It’s difficult to imagine that one night in Iowa could lead to so much chaos, and that the people in charge could get so much wrong, but the truth is that I exhausted most of my rage in my piece from the ground in Iowa City yesterday. Still, it’s with no small amount of amazement that we’re discovering today the latest anti-democratic twist: As results (finally) come in, two days late, it looks like we’re in for a small-scale repeat of the 2016 general election, where the winner of the state by delegates will not be the person who got the most votes.
As of noon on Wednesday, the New York Times and many others were showing the same numbers with 71% of precincts reporting. The gist? Bernie Sanders had the most votes on the first vote and the final vote, but fewer state delegates than Pete Buttigieg:

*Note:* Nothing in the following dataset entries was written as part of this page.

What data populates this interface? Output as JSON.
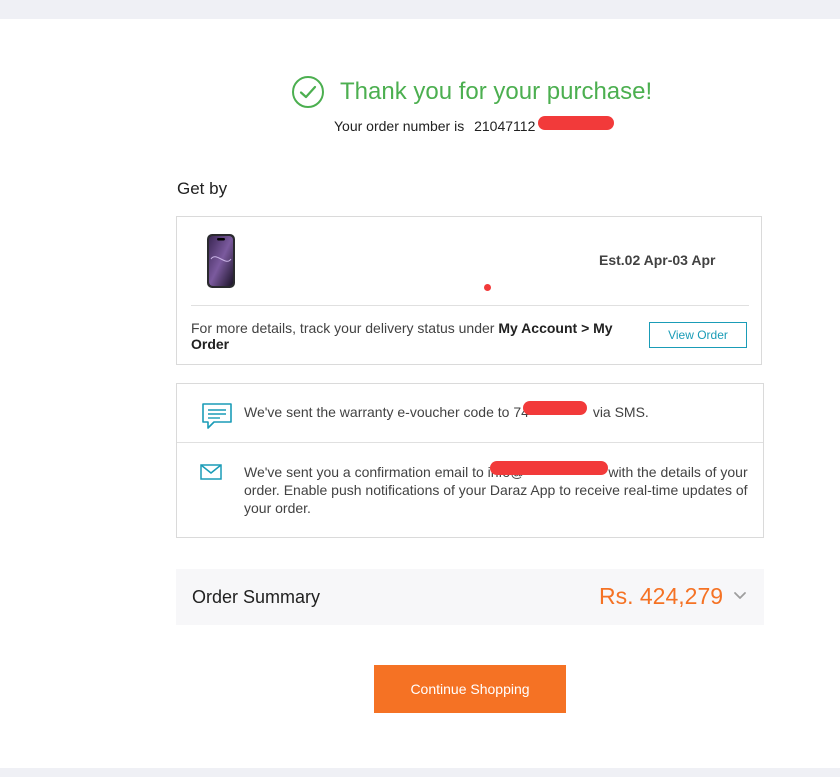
{
  "header": {
    "title": "Thank you for your purchase!",
    "order_label": "Your order number is",
    "order_number": "21047112"
  },
  "delivery": {
    "heading": "Get by",
    "estimate": "Est.02 Apr-03 Apr",
    "track_prefix": "For more details, track your delivery status under",
    "track_path": "My Account > My Order",
    "view_order_label": "View Order"
  },
  "notifications": {
    "sms_prefix": "We've sent the warranty e-voucher code to",
    "sms_phone_partial": "74",
    "sms_suffix": "via SMS.",
    "email_prefix": "We've sent you a confirmation email to",
    "email_partial": "info@",
    "email_suffix": "with the details of your order. Enable push notifications of your Daraz App to receive real-time updates of your order."
  },
  "summary": {
    "label": "Order Summary",
    "total": "Rs. 424,279"
  },
  "actions": {
    "continue_label": "Continue Shopping"
  },
  "colors": {
    "success": "#4caf50",
    "accent": "#f57224",
    "link": "#1a9cb7"
  },
  "icons": {
    "success": "check-circle-icon",
    "sms": "chat-bubble-icon",
    "email": "envelope-icon",
    "summary": "chevron-down-icon"
  }
}
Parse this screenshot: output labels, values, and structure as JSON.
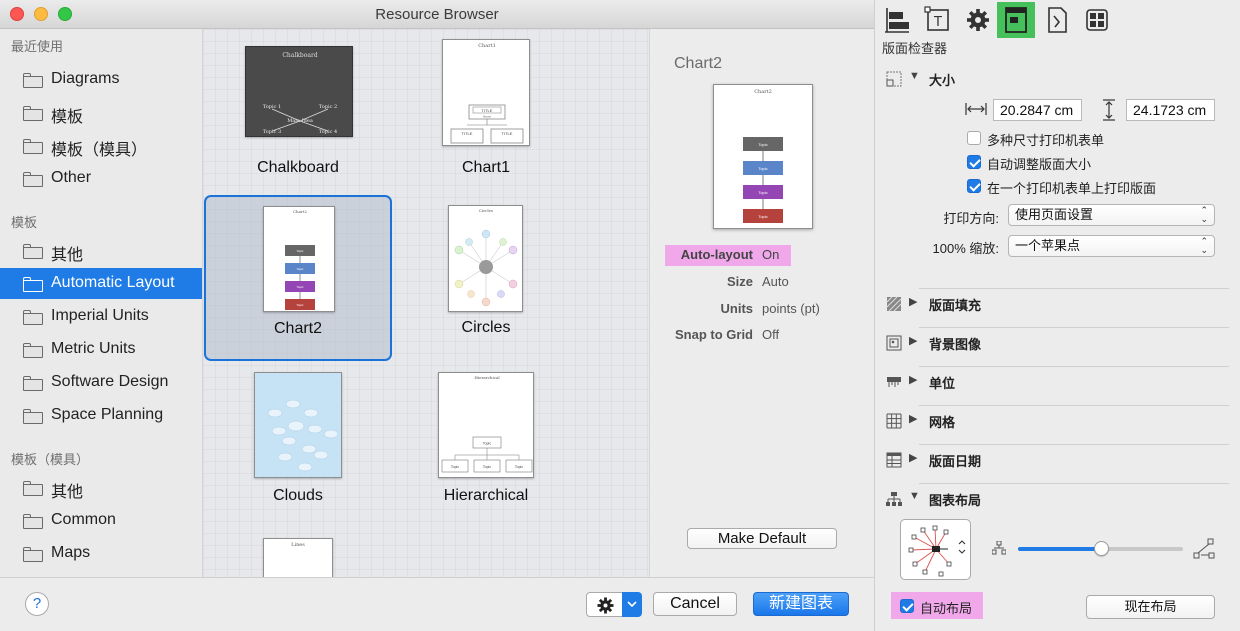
{
  "window": {
    "title": "Resource Browser"
  },
  "sidebar": {
    "sections": [
      {
        "header": "最近使用",
        "items": [
          "Diagrams",
          "模板",
          "模板（模具）",
          "Other"
        ]
      },
      {
        "header": "模板",
        "items": [
          "其他",
          "Automatic Layout",
          "Imperial Units",
          "Metric Units",
          "Software Design",
          "Space Planning"
        ]
      },
      {
        "header": "模板（模具）",
        "items": [
          "其他",
          "Common",
          "Maps"
        ]
      }
    ],
    "selected": "Automatic Layout"
  },
  "templates": [
    {
      "name": "Chalkboard",
      "thumb_title": "Chalkboard",
      "thumb_texts": [
        "Topic 1",
        "Topic 2",
        "Main Idea",
        "Topic 3",
        "Topic 4"
      ]
    },
    {
      "name": "Chart1",
      "thumb_title": "Chart1",
      "thumb_texts": [
        "TITLE",
        "Name",
        "TITLE",
        "TITLE"
      ]
    },
    {
      "name": "Chart2",
      "thumb_title": "Chart2",
      "thumb_texts": [
        "Topic",
        "Topic",
        "Topic",
        "Topic"
      ],
      "selected": true
    },
    {
      "name": "Circles",
      "thumb_title": "Circles",
      "thumb_texts": []
    },
    {
      "name": "Clouds",
      "thumb_title": "",
      "thumb_texts": []
    },
    {
      "name": "Hierarchical",
      "thumb_title": "Hierarchical",
      "thumb_texts": [
        "Topic",
        "Topic",
        "Topic",
        "Topic"
      ]
    },
    {
      "name": "",
      "thumb_title": "Lines",
      "thumb_texts": []
    }
  ],
  "preview": {
    "title": "Chart2",
    "thumb_title": "Chart2",
    "thumb_texts": [
      "Topic",
      "Topic",
      "Topic",
      "Topic"
    ],
    "properties": [
      {
        "key": "Auto-layout",
        "value": "On",
        "highlight": true
      },
      {
        "key": "Size",
        "value": "Auto"
      },
      {
        "key": "Units",
        "value": "points (pt)"
      },
      {
        "key": "Snap to Grid",
        "value": "Off"
      }
    ],
    "make_default": "Make Default"
  },
  "bottom": {
    "help": "?",
    "cancel": "Cancel",
    "create": "新建图表"
  },
  "inspector": {
    "title": "版面检查器",
    "tools": [
      "canvas-align-icon",
      "text-icon",
      "gear-icon",
      "canvas-inspector-icon",
      "document-icon",
      "grid-icon"
    ],
    "size_section": {
      "title": "大小",
      "width": "20.2847 cm",
      "height": "24.1723 cm",
      "checkboxes": [
        {
          "label": "多种尺寸打印机表单",
          "checked": false
        },
        {
          "label": "自动调整版面大小",
          "checked": true
        },
        {
          "label": "在一个打印机表单上打印版面",
          "checked": true
        }
      ],
      "orientation_label": "打印方向:",
      "orientation_value": "使用页面设置",
      "scale_label": "100% 缩放:",
      "scale_value": "一个苹果点"
    },
    "sections": [
      {
        "title": "版面填充",
        "icon": "fill-icon"
      },
      {
        "title": "背景图像",
        "icon": "image-icon"
      },
      {
        "title": "单位",
        "icon": "ruler-icon"
      },
      {
        "title": "网格",
        "icon": "grid-icon"
      },
      {
        "title": "版面日期",
        "icon": "table-icon"
      }
    ],
    "layout_section": {
      "title": "图表布局",
      "auto_layout_label": "自动布局",
      "auto_layout_checked": true,
      "layout_now": "现在布局",
      "spacing_level": 0.5
    }
  }
}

How can this happen? For the same reason that a presidential candidate like Hillary Clinton can win the popular vote and lose the election, like in 2016: All votes are not created equal. Just like in the electoral college, rural areas (precincts, in this case, rather than states) are awarded a disproportionate share of delegates:
It makes no sense, but then again, nothing else does in Iowa either. If there's one small silver lining, it's that the actual vote counts would never have been tabulated before 2020, so at least this time we'll know exactly how screwed up the delegate counts are. And if there's a big silver lining, this is yet another indication that the Iowa caucuses need to be gutted, shelved, and buried so deep into the ground that they never come back.